Aim of the task -> Scan the entries and copy each line where the word "love" is present.

Records to use ->

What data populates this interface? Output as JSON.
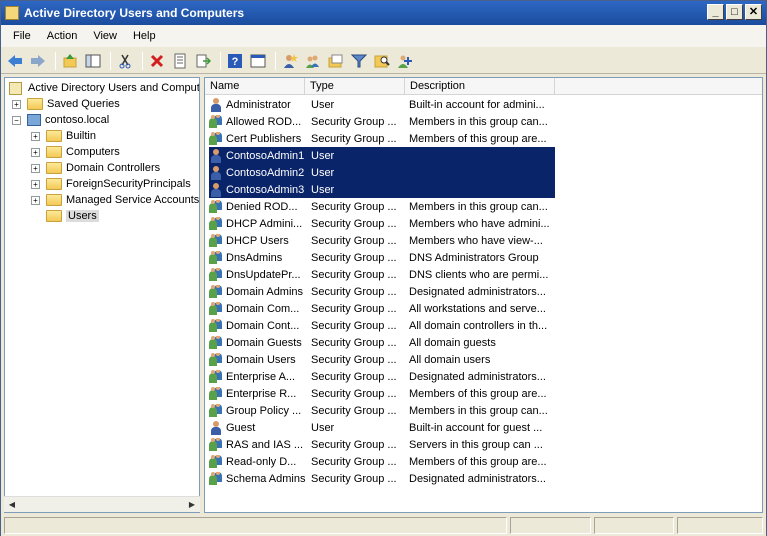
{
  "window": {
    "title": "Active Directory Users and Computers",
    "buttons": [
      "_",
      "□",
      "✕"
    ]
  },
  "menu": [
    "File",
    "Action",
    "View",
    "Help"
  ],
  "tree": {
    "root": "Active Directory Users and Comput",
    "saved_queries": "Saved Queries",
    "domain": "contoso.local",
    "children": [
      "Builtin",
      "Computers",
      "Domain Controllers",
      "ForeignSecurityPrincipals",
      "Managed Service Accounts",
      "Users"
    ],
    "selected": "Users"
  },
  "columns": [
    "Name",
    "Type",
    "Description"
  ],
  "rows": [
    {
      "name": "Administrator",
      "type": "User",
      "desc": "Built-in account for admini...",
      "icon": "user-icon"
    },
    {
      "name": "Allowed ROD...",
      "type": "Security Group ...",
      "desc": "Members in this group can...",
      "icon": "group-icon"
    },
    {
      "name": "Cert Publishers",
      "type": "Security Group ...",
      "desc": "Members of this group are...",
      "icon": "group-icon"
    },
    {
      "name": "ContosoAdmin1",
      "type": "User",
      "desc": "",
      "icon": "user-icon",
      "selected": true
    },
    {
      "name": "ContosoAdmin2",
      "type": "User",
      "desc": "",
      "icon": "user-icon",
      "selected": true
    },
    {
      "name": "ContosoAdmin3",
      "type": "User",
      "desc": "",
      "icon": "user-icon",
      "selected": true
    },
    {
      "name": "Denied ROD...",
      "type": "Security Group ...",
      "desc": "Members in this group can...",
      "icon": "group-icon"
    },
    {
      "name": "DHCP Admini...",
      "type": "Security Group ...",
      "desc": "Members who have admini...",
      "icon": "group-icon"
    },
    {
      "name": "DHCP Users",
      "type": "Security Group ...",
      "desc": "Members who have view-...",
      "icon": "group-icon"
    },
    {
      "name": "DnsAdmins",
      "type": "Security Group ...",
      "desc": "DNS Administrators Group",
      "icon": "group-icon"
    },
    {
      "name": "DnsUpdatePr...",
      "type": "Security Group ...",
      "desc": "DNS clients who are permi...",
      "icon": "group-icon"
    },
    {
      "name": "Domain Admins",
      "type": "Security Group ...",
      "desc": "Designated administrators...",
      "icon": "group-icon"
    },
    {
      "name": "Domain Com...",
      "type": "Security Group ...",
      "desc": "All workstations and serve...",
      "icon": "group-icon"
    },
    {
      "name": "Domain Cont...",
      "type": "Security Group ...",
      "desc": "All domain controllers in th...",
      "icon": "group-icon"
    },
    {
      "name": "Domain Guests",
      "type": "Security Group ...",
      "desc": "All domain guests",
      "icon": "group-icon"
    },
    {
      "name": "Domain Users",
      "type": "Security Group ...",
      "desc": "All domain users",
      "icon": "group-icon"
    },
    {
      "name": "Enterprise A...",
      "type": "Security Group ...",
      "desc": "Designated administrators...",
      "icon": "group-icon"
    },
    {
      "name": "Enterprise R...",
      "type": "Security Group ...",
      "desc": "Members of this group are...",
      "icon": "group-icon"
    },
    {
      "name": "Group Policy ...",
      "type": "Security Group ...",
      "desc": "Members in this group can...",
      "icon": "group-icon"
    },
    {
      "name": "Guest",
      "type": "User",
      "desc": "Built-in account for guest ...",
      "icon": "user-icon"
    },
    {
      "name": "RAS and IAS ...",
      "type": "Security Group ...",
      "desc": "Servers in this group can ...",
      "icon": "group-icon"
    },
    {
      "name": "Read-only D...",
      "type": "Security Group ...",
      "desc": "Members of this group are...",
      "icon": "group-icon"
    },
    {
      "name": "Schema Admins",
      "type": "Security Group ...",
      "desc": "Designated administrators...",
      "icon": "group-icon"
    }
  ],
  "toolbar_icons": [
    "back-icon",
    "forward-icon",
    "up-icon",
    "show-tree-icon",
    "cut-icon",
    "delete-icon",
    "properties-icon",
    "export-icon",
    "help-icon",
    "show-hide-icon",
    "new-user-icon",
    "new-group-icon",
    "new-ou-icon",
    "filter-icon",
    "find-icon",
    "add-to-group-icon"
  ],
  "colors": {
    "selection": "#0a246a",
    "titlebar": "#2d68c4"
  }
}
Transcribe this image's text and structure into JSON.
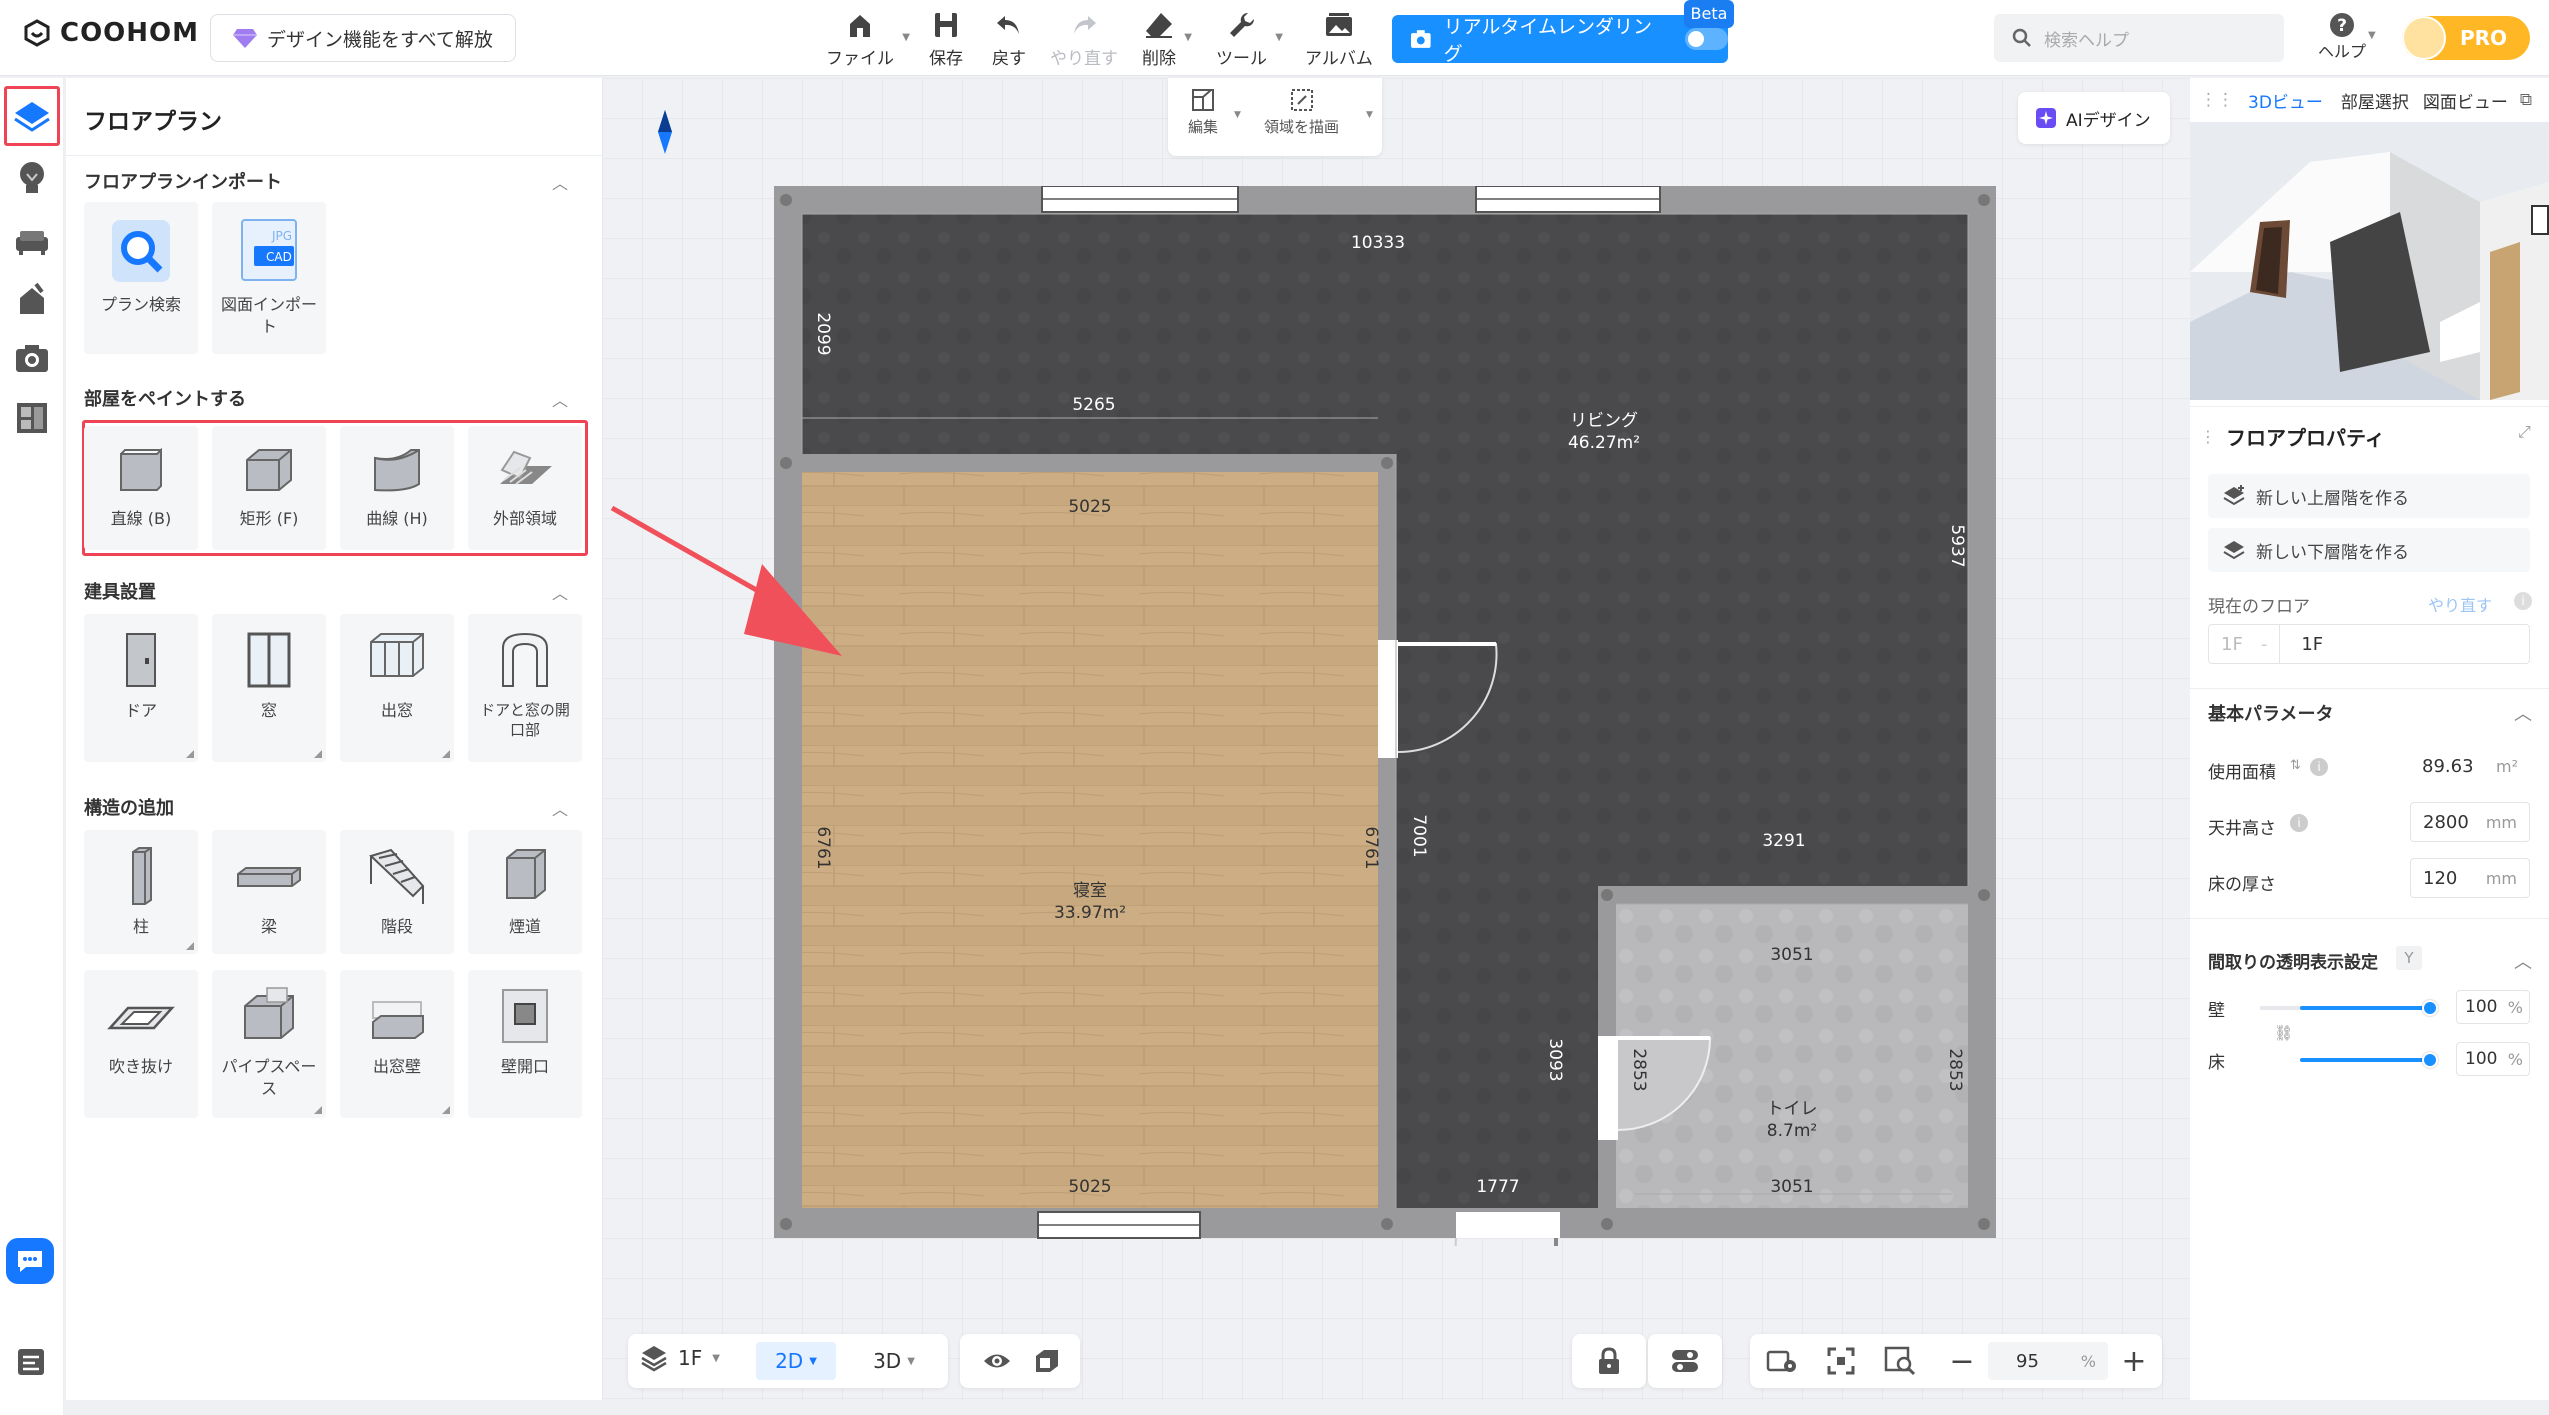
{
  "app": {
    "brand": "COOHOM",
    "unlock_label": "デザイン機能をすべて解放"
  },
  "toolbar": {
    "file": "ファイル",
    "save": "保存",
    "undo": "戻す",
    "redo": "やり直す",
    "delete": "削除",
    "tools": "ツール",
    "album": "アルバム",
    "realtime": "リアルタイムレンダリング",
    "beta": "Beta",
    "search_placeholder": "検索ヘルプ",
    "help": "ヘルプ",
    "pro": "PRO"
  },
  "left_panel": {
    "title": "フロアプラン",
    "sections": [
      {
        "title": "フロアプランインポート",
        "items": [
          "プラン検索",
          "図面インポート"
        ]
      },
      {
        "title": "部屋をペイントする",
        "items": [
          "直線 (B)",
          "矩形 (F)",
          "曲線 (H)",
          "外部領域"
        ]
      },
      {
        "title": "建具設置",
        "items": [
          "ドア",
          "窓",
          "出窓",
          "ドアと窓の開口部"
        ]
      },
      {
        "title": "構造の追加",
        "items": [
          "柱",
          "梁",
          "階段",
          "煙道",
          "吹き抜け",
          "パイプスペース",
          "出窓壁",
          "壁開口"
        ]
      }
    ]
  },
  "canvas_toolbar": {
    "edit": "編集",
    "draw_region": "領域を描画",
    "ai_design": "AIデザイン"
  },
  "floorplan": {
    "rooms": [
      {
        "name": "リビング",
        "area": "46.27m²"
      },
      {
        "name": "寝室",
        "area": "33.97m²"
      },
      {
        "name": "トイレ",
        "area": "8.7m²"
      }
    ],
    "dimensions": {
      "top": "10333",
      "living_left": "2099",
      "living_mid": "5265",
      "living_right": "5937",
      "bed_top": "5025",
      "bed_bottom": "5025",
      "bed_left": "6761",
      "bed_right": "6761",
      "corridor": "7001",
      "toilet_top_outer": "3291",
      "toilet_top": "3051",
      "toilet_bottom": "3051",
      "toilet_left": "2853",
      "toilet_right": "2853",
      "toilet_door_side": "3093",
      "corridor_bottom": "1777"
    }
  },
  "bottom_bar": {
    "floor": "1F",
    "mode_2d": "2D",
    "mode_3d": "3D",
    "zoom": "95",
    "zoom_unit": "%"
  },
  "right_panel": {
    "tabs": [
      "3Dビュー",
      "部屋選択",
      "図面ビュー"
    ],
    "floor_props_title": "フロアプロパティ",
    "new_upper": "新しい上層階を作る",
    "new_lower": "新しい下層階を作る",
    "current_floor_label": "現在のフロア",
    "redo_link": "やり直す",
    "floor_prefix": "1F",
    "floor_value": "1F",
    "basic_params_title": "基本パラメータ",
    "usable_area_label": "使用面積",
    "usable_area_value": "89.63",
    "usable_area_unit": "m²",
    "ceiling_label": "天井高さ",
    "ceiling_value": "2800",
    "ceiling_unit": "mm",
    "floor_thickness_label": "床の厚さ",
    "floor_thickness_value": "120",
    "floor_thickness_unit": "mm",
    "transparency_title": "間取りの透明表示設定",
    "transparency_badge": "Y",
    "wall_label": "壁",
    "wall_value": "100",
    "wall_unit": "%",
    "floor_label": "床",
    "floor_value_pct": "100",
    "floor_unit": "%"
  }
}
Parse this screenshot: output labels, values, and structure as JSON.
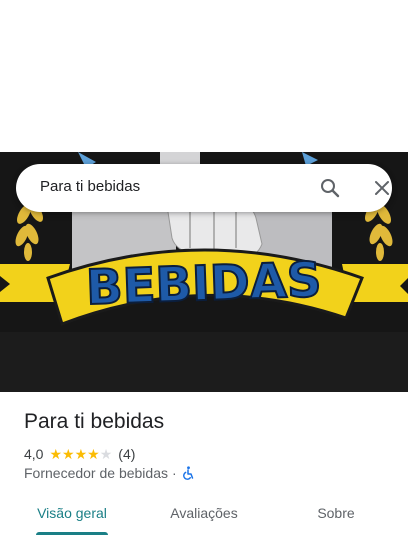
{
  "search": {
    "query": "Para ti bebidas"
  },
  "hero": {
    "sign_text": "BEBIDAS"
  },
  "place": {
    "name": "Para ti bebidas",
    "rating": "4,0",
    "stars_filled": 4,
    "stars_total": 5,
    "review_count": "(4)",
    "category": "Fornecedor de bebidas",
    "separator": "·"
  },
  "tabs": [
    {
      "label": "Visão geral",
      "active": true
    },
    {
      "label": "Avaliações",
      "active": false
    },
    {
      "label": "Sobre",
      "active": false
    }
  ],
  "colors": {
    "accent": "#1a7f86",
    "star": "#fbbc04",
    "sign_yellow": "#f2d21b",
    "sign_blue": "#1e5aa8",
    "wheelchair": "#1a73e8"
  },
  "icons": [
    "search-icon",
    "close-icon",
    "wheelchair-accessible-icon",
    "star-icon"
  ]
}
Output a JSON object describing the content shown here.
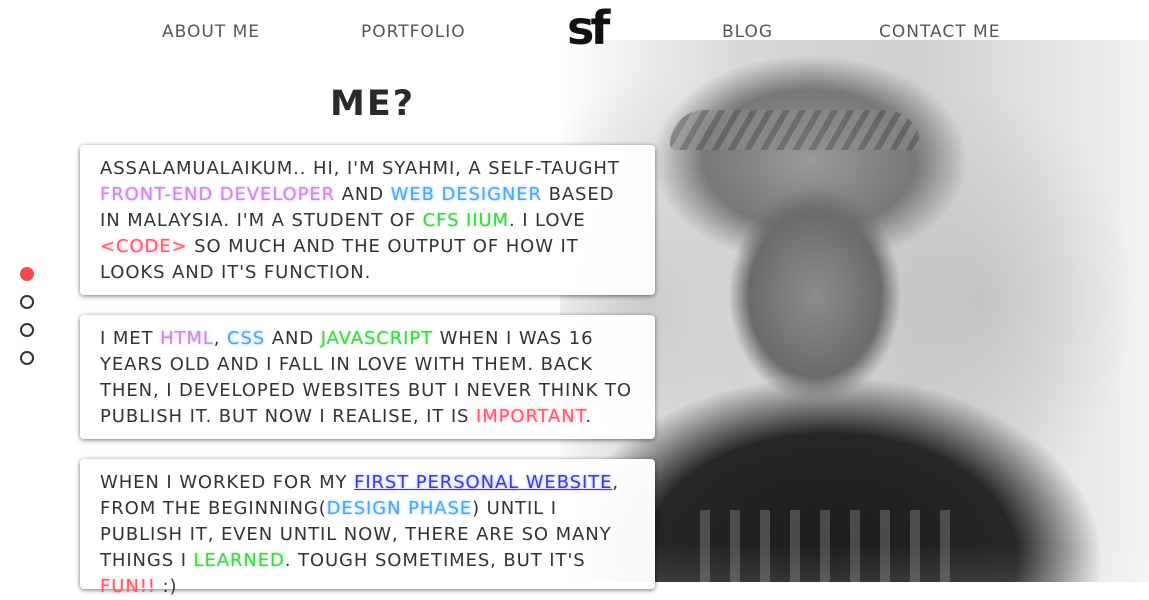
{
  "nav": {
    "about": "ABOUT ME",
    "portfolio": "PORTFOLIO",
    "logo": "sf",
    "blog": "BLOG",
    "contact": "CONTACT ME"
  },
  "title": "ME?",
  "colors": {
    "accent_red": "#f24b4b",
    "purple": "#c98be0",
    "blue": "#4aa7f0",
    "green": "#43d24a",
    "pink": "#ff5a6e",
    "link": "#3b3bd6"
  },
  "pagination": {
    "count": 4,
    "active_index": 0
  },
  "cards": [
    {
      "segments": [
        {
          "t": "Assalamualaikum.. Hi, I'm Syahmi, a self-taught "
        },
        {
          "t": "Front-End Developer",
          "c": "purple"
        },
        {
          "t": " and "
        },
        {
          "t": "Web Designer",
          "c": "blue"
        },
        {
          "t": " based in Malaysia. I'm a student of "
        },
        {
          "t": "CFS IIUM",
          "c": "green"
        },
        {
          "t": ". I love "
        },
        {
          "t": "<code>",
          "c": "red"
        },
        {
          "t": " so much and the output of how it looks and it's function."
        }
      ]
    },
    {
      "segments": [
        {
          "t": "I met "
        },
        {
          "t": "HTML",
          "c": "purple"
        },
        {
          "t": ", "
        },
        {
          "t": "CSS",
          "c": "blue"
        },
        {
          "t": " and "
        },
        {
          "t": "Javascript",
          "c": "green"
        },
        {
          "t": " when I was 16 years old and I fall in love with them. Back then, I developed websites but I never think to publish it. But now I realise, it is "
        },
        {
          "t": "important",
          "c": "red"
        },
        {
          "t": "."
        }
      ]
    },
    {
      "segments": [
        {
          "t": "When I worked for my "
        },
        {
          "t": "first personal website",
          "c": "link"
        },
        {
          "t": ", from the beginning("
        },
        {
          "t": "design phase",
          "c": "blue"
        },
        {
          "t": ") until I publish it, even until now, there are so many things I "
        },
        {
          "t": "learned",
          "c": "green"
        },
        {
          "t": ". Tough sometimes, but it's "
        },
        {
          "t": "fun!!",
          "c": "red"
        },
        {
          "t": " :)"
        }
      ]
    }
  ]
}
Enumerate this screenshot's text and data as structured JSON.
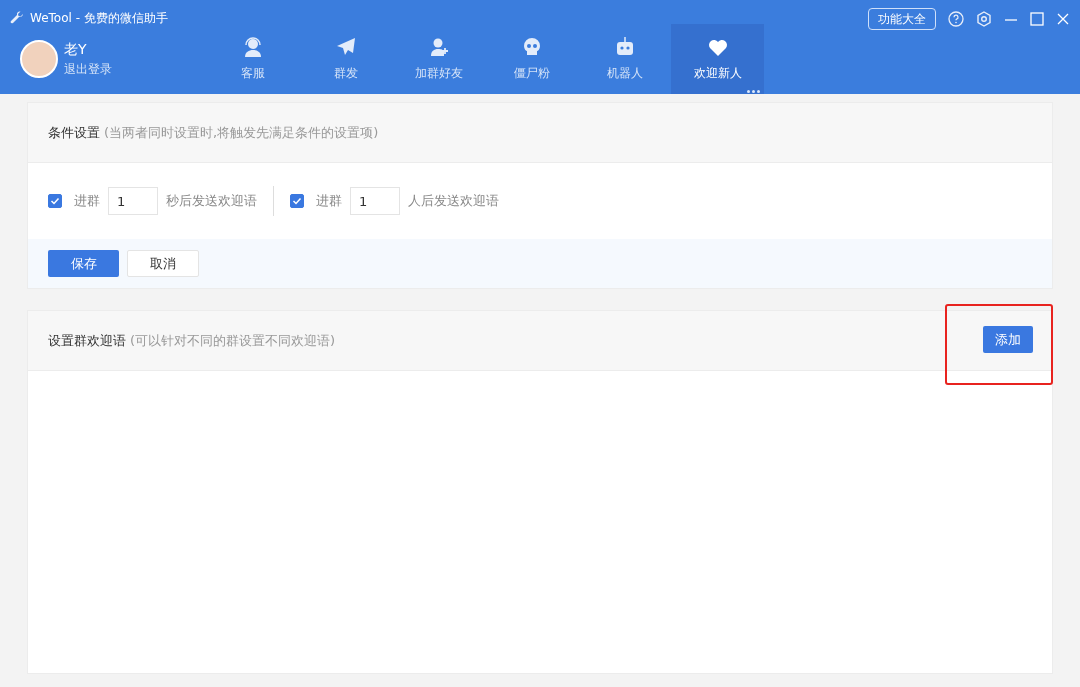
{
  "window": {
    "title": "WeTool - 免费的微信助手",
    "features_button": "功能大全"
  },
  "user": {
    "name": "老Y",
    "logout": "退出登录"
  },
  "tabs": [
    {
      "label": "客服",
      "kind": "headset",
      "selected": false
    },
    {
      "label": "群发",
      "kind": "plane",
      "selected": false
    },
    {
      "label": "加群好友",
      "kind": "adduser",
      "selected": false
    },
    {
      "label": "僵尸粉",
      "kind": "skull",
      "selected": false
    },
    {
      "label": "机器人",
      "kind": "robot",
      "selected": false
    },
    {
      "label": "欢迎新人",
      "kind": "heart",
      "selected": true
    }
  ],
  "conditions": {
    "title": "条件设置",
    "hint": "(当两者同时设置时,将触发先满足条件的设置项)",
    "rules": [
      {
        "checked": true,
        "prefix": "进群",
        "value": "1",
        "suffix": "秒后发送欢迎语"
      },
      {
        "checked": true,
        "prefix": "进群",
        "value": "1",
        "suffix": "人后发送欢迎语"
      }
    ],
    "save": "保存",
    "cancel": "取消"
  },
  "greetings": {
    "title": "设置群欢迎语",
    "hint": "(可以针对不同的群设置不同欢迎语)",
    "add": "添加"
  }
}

Output ->
          "t": ". I love "
          "t": " when I was 16 years old and I fall in love with them. Back then, I developed websites but I never think to publish it. But now I realise, it is "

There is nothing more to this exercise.